The return of Lance Armstrong


September 25th, 2008 by



So Lance is Back: Is he bored? Does he think the level isn’t moving on enough? – Did he think when the groupe maillot Jaune took 42 minutes to ascend Alpe Duez during this years Tour, ‘that’s not very quick, I can do that again‘? Has he got a point to prove regarding the plethora of doping allegations levelled against him over the course of his record breaking 7 Tour de France titles? Hmm…. who knows, but it sure isn’t for the Benjamin’s – for he is racing for free! No, at 37, Lance is racing for cancer. Simple as that he says.

Although he never once tested positive, it would seem more than amazing that so many of his greatest rivals have gone on to admit to using performance enhancing drugs, or quite simply, been caught.
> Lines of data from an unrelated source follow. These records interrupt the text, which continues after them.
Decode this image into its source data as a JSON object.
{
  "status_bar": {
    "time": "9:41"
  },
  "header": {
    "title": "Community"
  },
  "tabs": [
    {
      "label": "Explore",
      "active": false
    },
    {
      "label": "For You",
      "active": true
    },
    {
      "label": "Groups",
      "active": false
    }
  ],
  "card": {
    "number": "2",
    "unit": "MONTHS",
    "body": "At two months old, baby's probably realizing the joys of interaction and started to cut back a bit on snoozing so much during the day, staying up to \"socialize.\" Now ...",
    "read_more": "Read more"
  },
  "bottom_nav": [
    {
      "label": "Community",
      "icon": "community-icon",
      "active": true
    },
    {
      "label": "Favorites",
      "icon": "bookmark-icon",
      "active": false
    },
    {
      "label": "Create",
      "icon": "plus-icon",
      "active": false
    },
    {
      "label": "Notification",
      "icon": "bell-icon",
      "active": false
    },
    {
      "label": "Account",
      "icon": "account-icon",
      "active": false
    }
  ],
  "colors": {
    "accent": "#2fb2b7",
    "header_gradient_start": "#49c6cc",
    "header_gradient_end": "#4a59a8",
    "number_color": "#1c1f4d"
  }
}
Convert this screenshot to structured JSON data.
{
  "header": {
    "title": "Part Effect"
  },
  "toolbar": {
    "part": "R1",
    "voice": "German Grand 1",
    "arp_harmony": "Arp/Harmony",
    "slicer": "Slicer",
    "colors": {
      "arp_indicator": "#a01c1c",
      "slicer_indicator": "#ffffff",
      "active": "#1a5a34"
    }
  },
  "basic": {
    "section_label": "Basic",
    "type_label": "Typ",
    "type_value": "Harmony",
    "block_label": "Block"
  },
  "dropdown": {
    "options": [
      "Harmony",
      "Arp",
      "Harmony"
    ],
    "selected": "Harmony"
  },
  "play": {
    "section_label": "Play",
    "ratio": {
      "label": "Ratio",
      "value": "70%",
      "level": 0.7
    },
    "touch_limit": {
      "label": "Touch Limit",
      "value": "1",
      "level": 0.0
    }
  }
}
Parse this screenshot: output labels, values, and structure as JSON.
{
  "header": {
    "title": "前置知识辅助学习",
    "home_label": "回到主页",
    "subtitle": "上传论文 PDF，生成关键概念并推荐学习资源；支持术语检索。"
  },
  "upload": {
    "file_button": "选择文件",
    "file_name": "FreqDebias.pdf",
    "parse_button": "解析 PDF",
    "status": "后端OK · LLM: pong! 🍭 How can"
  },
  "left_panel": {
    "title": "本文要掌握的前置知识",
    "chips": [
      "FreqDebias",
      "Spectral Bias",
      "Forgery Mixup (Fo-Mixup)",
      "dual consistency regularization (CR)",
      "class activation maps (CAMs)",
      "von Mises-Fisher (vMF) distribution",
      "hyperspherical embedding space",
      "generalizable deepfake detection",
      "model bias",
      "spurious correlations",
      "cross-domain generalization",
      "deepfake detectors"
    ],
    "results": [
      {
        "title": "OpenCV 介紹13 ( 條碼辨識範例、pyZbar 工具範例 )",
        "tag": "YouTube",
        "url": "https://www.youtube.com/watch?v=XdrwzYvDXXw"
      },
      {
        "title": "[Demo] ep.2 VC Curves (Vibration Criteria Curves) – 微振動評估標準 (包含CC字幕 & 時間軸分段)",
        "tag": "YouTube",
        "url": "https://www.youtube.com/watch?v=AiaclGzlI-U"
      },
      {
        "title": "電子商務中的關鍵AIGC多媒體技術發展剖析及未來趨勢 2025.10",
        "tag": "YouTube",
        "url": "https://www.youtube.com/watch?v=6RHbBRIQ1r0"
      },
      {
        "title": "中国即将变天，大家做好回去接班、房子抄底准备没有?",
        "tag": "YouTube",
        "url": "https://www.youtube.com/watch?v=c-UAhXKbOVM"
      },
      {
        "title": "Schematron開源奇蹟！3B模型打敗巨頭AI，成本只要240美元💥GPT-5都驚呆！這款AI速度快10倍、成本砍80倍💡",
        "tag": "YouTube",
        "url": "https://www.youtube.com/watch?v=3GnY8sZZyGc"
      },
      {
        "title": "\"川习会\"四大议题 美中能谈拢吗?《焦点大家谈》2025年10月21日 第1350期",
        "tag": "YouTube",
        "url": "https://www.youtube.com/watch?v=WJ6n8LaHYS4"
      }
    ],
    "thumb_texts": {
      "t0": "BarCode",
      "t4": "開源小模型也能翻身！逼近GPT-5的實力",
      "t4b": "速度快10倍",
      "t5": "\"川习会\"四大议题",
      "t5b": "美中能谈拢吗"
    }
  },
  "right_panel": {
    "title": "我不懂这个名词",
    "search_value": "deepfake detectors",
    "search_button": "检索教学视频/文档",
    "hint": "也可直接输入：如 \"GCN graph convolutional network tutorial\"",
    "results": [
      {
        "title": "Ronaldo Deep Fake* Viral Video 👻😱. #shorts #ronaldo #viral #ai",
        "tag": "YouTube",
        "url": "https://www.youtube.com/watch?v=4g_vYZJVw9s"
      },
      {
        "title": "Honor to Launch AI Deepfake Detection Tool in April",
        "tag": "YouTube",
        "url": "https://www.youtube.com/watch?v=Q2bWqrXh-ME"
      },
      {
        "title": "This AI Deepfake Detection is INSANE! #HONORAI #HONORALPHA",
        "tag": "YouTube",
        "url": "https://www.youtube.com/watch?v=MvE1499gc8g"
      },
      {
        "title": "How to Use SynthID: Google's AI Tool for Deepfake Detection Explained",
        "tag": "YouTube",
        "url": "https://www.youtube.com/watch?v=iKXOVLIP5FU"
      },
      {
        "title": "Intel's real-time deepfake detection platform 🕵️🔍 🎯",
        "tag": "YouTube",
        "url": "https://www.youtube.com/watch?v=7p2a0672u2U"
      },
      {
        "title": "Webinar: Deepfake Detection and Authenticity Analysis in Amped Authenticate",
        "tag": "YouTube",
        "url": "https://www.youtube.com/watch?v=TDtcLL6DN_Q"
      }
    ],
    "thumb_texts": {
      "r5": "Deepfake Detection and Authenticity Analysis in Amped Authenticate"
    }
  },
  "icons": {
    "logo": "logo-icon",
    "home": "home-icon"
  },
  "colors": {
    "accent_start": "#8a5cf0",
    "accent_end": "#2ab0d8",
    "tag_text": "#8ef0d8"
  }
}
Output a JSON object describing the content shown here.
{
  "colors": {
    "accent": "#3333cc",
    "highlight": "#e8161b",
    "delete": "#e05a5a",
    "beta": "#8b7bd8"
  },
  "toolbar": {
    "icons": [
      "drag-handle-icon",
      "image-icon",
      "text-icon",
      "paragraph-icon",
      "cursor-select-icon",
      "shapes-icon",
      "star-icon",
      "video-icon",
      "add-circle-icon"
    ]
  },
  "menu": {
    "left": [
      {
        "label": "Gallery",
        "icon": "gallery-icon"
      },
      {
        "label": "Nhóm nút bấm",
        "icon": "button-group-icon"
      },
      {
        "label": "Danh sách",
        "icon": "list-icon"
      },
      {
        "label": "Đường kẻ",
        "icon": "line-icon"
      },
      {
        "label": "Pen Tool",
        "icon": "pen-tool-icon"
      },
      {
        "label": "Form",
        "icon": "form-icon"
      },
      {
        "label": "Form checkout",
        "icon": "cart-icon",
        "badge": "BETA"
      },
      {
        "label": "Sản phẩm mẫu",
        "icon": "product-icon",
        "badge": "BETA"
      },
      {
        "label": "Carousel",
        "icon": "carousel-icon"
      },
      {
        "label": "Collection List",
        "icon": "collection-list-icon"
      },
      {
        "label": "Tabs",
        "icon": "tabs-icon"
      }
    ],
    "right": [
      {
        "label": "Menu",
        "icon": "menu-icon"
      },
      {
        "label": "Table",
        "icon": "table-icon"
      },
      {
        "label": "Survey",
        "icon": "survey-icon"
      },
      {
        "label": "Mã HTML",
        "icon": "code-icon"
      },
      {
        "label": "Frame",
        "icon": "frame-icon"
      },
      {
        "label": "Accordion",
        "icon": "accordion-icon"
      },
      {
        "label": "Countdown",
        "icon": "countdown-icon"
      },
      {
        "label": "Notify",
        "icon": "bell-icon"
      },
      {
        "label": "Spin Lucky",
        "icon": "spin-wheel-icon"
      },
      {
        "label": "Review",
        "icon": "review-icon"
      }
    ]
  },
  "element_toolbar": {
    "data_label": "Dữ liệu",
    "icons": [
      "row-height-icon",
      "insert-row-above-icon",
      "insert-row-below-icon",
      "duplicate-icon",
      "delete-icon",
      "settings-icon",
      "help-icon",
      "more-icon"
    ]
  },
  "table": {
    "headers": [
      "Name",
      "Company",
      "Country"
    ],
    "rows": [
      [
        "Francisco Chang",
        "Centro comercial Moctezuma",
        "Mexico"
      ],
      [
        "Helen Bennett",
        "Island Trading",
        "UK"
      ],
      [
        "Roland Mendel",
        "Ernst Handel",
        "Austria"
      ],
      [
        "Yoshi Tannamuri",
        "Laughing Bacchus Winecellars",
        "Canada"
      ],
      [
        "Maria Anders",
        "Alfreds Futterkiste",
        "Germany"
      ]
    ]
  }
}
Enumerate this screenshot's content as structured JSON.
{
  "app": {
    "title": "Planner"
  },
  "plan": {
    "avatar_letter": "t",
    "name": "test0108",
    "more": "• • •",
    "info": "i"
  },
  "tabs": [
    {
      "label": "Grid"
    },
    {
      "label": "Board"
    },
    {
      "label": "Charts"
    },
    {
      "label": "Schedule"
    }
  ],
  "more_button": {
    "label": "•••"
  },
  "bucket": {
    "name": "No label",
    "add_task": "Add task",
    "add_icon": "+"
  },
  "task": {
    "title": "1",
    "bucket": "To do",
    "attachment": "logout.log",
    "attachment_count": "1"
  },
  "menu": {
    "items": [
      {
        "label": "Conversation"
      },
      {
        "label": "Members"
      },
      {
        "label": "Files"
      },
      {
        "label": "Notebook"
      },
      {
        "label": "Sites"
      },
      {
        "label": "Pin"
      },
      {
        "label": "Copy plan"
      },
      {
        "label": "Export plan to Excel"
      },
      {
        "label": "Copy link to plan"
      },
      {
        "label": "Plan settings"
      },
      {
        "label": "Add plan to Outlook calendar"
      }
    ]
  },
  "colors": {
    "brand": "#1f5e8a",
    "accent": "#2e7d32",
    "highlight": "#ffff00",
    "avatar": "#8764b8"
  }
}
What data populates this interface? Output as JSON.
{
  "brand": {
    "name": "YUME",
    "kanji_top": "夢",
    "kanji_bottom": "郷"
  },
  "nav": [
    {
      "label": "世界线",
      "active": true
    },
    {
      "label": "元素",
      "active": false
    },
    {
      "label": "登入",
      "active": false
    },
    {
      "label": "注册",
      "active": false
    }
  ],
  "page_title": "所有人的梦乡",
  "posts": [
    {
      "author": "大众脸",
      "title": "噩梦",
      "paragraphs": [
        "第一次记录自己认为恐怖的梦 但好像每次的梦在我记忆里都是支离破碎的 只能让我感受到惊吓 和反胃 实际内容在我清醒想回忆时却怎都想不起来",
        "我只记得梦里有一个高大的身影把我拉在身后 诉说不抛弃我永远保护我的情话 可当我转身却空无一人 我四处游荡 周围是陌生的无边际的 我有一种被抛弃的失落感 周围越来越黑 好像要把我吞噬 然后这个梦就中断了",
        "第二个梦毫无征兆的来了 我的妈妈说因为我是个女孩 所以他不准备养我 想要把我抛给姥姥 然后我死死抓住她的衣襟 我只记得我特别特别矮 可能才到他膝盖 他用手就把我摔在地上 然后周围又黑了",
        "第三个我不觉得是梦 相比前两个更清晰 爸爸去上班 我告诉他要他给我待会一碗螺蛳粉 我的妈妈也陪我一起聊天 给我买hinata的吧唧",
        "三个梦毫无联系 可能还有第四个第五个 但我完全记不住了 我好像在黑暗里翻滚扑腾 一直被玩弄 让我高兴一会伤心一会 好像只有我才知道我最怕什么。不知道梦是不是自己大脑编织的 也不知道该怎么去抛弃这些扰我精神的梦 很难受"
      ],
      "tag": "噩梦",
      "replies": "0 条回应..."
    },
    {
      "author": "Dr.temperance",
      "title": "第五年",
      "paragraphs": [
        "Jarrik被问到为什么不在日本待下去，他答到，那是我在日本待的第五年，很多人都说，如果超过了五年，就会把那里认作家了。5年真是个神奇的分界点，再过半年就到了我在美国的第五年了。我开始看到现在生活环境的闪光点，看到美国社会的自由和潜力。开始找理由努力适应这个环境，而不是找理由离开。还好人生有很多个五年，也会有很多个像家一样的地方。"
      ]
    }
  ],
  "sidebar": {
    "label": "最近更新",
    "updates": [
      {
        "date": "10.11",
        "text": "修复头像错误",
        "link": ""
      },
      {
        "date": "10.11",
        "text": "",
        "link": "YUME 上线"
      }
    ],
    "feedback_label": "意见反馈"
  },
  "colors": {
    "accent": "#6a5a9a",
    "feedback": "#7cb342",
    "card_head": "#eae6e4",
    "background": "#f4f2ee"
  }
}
Mind you, Jan Ullrich and Ivan Basso never tested positive for PEDs either….. so how does Lance go about shifting this opinion? Well by getting back on the bike of course. In a completely open and fully transparent way. – By bringing a film crew along to record everything. – Including his independant anti-doping plan, which involves anti-doping expert Don Catlin supervising biological monitoring of him throughout his training and racing schedule. – Not that a film crew is able to edit anything of course? Is that too cynical of me?

The risk would seem to be great. There appears to be a lot to lose, and not so much to gain – on a competitive level. The driving force behind much of the previous hype was that he represented some form of natural phenom, with this massive engine; a huge VO2 max the likes of which was never seem before or after…. Sure, his highest value of 85ml/kg/min is significant, but not compared to Greg Lemonds’ monster 92.5ml/kg/min. In fact, none other than Lance’s controversial coach Michele Ferrari described it as “an excellent value, but common to many other pro athletes that obtained far inferior results in their careers”.

However, the flip side of all of this is the huge exposure cycling is now about to gain, plus the much bigger picture; the prospective benefits for cancer research.  He has stated that his primary focus is on the cancer campaign, and that alone is his major motivation for returning to the professional peleton. Already he has instigated much change in his home State of Texas – he has secured $3 Billion to support the Cancer Prevention and Research Institute of Texas. His hope is to secure money all over globe to continue this work; “with this campaign we feel that by racing the bicylce all over the world, starting in Australia, and ending in France, it is the best way to promote this initiative, it’s the best way to get the word out”.

Despite everything, I, like many, see Lance as a massive inspiration. I’ve even got a poster of him on my wall that says “I rode, and I rode, and I rode. I rode like I had never riddden, punishing my body up and down every hill I could find….. I rode when noone else would ride”.